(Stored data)
━━━━━━━━

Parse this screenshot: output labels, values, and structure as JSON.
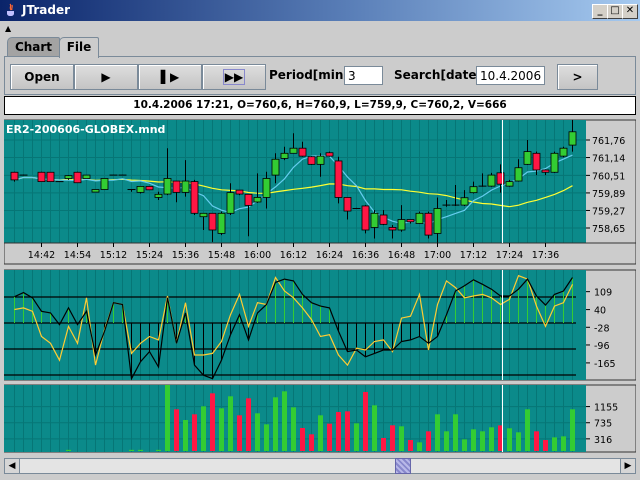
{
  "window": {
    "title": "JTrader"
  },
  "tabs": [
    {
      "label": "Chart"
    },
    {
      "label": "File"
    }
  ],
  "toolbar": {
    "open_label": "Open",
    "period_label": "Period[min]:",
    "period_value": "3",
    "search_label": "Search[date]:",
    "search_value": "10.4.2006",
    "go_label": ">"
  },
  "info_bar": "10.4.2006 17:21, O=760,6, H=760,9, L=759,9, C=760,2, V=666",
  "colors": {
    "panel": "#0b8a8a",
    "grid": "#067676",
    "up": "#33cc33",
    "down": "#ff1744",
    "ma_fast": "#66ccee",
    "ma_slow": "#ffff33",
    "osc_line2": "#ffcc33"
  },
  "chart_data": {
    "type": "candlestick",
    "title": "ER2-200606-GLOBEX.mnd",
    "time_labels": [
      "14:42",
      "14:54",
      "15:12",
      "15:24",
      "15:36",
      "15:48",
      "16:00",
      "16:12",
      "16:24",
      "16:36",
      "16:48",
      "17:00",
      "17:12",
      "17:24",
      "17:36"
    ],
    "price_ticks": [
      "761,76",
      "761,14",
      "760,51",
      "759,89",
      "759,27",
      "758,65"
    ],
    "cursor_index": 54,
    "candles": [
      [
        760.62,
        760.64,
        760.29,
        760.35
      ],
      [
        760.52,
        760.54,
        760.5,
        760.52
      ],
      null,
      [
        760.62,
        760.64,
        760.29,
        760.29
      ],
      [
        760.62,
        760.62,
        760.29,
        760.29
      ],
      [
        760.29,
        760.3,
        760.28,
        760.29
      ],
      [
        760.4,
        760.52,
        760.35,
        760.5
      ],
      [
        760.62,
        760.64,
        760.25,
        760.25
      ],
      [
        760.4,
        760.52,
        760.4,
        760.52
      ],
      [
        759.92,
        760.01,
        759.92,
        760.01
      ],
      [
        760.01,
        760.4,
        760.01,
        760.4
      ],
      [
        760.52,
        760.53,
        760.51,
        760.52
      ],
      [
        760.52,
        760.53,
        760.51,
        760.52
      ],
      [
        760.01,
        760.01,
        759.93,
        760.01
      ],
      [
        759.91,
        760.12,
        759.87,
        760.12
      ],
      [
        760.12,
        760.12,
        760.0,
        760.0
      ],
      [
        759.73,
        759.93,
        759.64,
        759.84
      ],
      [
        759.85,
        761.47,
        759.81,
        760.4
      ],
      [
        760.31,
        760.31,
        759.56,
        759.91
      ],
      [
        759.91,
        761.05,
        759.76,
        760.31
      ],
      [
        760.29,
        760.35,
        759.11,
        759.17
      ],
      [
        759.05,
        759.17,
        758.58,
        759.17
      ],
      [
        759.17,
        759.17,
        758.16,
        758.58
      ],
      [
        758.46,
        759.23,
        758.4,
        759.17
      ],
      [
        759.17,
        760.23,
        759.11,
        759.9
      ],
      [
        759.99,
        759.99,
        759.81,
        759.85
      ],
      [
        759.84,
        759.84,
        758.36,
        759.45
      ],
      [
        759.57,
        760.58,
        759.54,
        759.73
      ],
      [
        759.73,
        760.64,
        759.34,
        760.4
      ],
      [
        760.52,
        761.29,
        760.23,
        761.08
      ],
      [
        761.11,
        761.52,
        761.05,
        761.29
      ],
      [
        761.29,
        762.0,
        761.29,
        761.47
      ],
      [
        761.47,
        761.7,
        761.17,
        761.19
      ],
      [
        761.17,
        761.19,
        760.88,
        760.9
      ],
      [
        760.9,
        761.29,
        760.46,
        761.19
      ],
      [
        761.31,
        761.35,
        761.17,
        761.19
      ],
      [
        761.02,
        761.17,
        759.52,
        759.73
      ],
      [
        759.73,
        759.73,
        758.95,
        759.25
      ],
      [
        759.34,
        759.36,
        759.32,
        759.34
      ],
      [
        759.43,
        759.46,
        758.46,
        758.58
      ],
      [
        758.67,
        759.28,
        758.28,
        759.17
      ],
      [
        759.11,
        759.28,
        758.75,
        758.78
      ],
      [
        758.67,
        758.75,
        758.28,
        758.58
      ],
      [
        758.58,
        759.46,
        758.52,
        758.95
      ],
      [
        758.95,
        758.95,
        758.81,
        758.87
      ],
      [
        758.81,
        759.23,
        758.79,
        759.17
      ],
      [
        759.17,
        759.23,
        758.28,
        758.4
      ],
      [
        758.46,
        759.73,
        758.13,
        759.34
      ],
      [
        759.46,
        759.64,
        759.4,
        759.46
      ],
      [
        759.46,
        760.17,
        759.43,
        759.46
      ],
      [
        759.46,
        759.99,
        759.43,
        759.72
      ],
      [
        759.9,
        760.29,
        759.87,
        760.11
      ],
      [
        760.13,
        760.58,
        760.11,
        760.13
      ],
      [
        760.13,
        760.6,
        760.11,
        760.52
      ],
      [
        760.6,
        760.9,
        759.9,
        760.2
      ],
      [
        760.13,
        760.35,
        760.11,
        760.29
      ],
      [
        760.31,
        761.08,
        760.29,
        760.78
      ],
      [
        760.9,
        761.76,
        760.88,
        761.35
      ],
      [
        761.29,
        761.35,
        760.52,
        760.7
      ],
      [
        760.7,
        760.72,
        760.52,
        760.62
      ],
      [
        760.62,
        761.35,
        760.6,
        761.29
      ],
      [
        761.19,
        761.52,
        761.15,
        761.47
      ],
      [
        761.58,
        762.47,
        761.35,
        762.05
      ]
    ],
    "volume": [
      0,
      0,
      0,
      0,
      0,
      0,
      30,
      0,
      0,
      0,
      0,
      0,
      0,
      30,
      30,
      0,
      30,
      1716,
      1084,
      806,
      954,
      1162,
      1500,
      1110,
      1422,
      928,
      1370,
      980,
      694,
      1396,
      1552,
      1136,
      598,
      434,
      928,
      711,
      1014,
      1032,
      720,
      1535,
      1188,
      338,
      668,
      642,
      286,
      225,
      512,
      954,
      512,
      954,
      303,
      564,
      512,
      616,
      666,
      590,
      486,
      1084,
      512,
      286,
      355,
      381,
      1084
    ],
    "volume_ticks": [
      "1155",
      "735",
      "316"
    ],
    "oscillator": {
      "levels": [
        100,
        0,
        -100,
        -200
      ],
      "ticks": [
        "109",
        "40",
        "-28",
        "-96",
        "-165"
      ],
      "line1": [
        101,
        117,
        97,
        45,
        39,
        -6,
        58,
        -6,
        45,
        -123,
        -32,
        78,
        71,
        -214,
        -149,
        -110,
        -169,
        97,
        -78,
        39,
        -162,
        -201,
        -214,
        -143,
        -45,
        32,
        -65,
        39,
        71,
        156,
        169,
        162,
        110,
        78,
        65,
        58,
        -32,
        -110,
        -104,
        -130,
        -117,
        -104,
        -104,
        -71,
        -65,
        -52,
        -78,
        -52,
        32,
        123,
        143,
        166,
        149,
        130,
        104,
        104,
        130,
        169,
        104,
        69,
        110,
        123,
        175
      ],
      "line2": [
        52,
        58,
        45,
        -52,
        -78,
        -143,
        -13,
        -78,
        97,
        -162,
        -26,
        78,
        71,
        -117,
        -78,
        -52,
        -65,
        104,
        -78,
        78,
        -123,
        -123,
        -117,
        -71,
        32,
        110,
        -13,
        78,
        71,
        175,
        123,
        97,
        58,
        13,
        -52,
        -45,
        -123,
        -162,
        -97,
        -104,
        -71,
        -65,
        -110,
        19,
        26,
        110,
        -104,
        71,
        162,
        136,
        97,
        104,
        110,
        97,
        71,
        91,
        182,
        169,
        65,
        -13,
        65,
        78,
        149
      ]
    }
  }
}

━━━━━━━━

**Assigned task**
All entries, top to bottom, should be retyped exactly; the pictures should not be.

**Your response**
Parse this screenshot: output labels, values, and structure as JSON.
{
  "window": {
    "title": "JTrader"
  },
  "tabs": [
    {
      "label": "Chart"
    },
    {
      "label": "File"
    }
  ],
  "toolbar": {
    "open_label": "Open",
    "period_label": "Period[min]:",
    "period_value": "3",
    "search_label": "Search[date]:",
    "search_value": "10.4.2006",
    "go_label": ">"
  },
  "info_bar": "10.4.2006 17:21, O=760,6, H=760,9, L=759,9, C=760,2, V=666",
  "colors": {
    "panel": "#0b8a8a",
    "grid": "#067676",
    "up": "#33cc33",
    "down": "#ff1744",
    "ma_fast": "#66ccee",
    "ma_slow": "#ffff33",
    "osc_line2": "#ffcc33"
  },
  "chart_data": {
    "type": "candlestick",
    "title": "ER2-200606-GLOBEX.mnd",
    "time_labels": [
      "14:42",
      "14:54",
      "15:12",
      "15:24",
      "15:36",
      "15:48",
      "16:00",
      "16:12",
      "16:24",
      "16:36",
      "16:48",
      "17:00",
      "17:12",
      "17:24",
      "17:36"
    ],
    "price_ticks": [
      "761,76",
      "761,14",
      "760,51",
      "759,89",
      "759,27",
      "758,65"
    ],
    "cursor_index": 54,
    "candles": [
      [
        760.62,
        760.64,
        760.29,
        760.35
      ],
      [
        760.52,
        760.54,
        760.5,
        760.52
      ],
      null,
      [
        760.62,
        760.64,
        760.29,
        760.29
      ],
      [
        760.62,
        760.62,
        760.29,
        760.29
      ],
      [
        760.29,
        760.3,
        760.28,
        760.29
      ],
      [
        760.4,
        760.52,
        760.35,
        760.5
      ],
      [
        760.62,
        760.64,
        760.25,
        760.25
      ],
      [
        760.4,
        760.52,
        760.4,
        760.52
      ],
      [
        759.92,
        760.01,
        759.92,
        760.01
      ],
      [
        760.01,
        760.4,
        760.01,
        760.4
      ],
      [
        760.52,
        760.53,
        760.51,
        760.52
      ],
      [
        760.52,
        760.53,
        760.51,
        760.52
      ],
      [
        760.01,
        760.01,
        759.93,
        760.01
      ],
      [
        759.91,
        760.12,
        759.87,
        760.12
      ],
      [
        760.12,
        760.12,
        760.0,
        760.0
      ],
      [
        759.73,
        759.93,
        759.64,
        759.84
      ],
      [
        759.85,
        761.47,
        759.81,
        760.4
      ],
      [
        760.31,
        760.31,
        759.56,
        759.91
      ],
      [
        759.91,
        761.05,
        759.76,
        760.31
      ],
      [
        760.29,
        760.35,
        759.11,
        759.17
      ],
      [
        759.05,
        759.17,
        758.58,
        759.17
      ],
      [
        759.17,
        759.17,
        758.16,
        758.58
      ],
      [
        758.46,
        759.23,
        758.4,
        759.17
      ],
      [
        759.17,
        760.23,
        759.11,
        759.9
      ],
      [
        759.99,
        759.99,
        759.81,
        759.85
      ],
      [
        759.84,
        759.84,
        758.36,
        759.45
      ],
      [
        759.57,
        760.58,
        759.54,
        759.73
      ],
      [
        759.73,
        760.64,
        759.34,
        760.4
      ],
      [
        760.52,
        761.29,
        760.23,
        761.08
      ],
      [
        761.11,
        761.52,
        761.05,
        761.29
      ],
      [
        761.29,
        762.0,
        761.29,
        761.47
      ],
      [
        761.47,
        761.7,
        761.17,
        761.19
      ],
      [
        761.17,
        761.19,
        760.88,
        760.9
      ],
      [
        760.9,
        761.29,
        760.46,
        761.19
      ],
      [
        761.31,
        761.35,
        761.17,
        761.19
      ],
      [
        761.02,
        761.17,
        759.52,
        759.73
      ],
      [
        759.73,
        759.73,
        758.95,
        759.25
      ],
      [
        759.34,
        759.36,
        759.32,
        759.34
      ],
      [
        759.43,
        759.46,
        758.46,
        758.58
      ],
      [
        758.67,
        759.28,
        758.28,
        759.17
      ],
      [
        759.11,
        759.28,
        758.75,
        758.78
      ],
      [
        758.67,
        758.75,
        758.28,
        758.58
      ],
      [
        758.58,
        759.46,
        758.52,
        758.95
      ],
      [
        758.95,
        758.95,
        758.81,
        758.87
      ],
      [
        758.81,
        759.23,
        758.79,
        759.17
      ],
      [
        759.17,
        759.23,
        758.28,
        758.4
      ],
      [
        758.46,
        759.73,
        758.13,
        759.34
      ],
      [
        759.46,
        759.64,
        759.4,
        759.46
      ],
      [
        759.46,
        760.17,
        759.43,
        759.46
      ],
      [
        759.46,
        759.99,
        759.43,
        759.72
      ],
      [
        759.9,
        760.29,
        759.87,
        760.11
      ],
      [
        760.13,
        760.58,
        760.11,
        760.13
      ],
      [
        760.13,
        760.6,
        760.11,
        760.52
      ],
      [
        760.6,
        760.9,
        759.9,
        760.2
      ],
      [
        760.13,
        760.35,
        760.11,
        760.29
      ],
      [
        760.31,
        761.08,
        760.29,
        760.78
      ],
      [
        760.9,
        761.76,
        760.88,
        761.35
      ],
      [
        761.29,
        761.35,
        760.52,
        760.7
      ],
      [
        760.7,
        760.72,
        760.52,
        760.62
      ],
      [
        760.62,
        761.35,
        760.6,
        761.29
      ],
      [
        761.19,
        761.52,
        761.15,
        761.47
      ],
      [
        761.58,
        762.47,
        761.35,
        762.05
      ]
    ],
    "volume": [
      0,
      0,
      0,
      0,
      0,
      0,
      30,
      0,
      0,
      0,
      0,
      0,
      0,
      30,
      30,
      0,
      30,
      1716,
      1084,
      806,
      954,
      1162,
      1500,
      1110,
      1422,
      928,
      1370,
      980,
      694,
      1396,
      1552,
      1136,
      598,
      434,
      928,
      711,
      1014,
      1032,
      720,
      1535,
      1188,
      338,
      668,
      642,
      286,
      225,
      512,
      954,
      512,
      954,
      303,
      564,
      512,
      616,
      666,
      590,
      486,
      1084,
      512,
      286,
      355,
      381,
      1084
    ],
    "volume_ticks": [
      "1155",
      "735",
      "316"
    ],
    "oscillator": {
      "levels": [
        100,
        0,
        -100,
        -200
      ],
      "ticks": [
        "109",
        "40",
        "-28",
        "-96",
        "-165"
      ],
      "line1": [
        101,
        117,
        97,
        45,
        39,
        -6,
        58,
        -6,
        45,
        -123,
        -32,
        78,
        71,
        -214,
        -149,
        -110,
        -169,
        97,
        -78,
        39,
        -162,
        -201,
        -214,
        -143,
        -45,
        32,
        -65,
        39,
        71,
        156,
        169,
        162,
        110,
        78,
        65,
        58,
        -32,
        -110,
        -104,
        -130,
        -117,
        -104,
        -104,
        -71,
        -65,
        -52,
        -78,
        -52,
        32,
        123,
        143,
        166,
        149,
        130,
        104,
        104,
        130,
        169,
        104,
        69,
        110,
        123,
        175
      ],
      "line2": [
        52,
        58,
        45,
        -52,
        -78,
        -143,
        -13,
        -78,
        97,
        -162,
        -26,
        78,
        71,
        -117,
        -78,
        -52,
        -65,
        104,
        -78,
        78,
        -123,
        -123,
        -117,
        -71,
        32,
        110,
        -13,
        78,
        71,
        175,
        123,
        97,
        58,
        13,
        -52,
        -45,
        -123,
        -162,
        -97,
        -104,
        -71,
        -65,
        -110,
        19,
        26,
        110,
        -104,
        71,
        162,
        136,
        97,
        104,
        110,
        97,
        71,
        91,
        182,
        169,
        65,
        -13,
        65,
        78,
        149
      ]
    }
  }
}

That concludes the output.